#### [ACTION ITEM]
Find the lines below holding the word "details" and copy each of them.

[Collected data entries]
=======

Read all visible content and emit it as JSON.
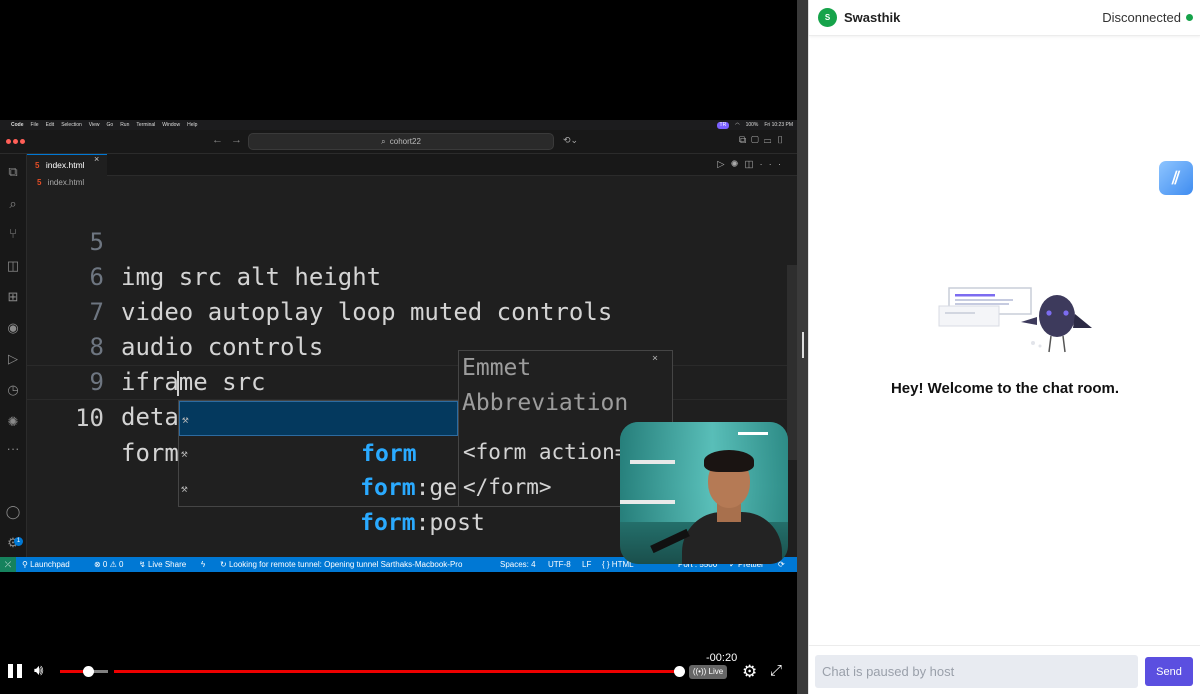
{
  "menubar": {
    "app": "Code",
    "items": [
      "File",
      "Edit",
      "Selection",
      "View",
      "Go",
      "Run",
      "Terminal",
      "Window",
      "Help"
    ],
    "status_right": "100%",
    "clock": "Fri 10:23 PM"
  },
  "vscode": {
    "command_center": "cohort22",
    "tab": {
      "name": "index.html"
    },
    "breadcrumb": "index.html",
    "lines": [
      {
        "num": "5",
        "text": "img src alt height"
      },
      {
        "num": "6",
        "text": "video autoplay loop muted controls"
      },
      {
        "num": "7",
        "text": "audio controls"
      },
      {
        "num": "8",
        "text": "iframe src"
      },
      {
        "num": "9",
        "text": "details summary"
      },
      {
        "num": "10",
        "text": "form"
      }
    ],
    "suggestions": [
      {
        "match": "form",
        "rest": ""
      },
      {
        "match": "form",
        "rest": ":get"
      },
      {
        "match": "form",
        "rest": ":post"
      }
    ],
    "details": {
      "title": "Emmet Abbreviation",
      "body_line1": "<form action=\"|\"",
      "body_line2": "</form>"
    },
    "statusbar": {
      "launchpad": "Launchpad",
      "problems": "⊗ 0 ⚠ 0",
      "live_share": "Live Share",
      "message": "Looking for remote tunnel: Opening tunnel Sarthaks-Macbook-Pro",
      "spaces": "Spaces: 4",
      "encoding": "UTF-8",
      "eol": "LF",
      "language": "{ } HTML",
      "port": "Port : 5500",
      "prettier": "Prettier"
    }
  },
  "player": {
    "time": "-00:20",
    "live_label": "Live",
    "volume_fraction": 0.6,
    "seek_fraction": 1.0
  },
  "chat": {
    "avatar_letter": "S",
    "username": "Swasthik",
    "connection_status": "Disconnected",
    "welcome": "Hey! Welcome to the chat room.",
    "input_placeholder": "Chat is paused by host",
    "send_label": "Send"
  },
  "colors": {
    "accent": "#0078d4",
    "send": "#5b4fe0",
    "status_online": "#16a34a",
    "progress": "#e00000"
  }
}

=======

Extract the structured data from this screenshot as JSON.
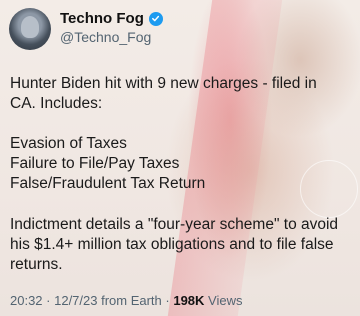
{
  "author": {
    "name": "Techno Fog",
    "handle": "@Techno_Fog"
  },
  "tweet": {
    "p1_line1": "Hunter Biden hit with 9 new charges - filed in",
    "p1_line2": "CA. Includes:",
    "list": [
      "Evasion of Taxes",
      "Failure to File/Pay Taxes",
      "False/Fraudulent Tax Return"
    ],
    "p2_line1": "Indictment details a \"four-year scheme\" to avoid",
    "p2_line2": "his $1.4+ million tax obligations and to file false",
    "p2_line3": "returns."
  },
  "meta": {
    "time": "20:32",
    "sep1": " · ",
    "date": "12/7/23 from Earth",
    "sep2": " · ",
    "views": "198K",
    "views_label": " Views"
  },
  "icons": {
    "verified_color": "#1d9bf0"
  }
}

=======

#### [YOUR SOLUTION]
        "text": "details summary"
    "details": {
    "p2_line1": "Indictment details a \"four-year scheme\" to avoid",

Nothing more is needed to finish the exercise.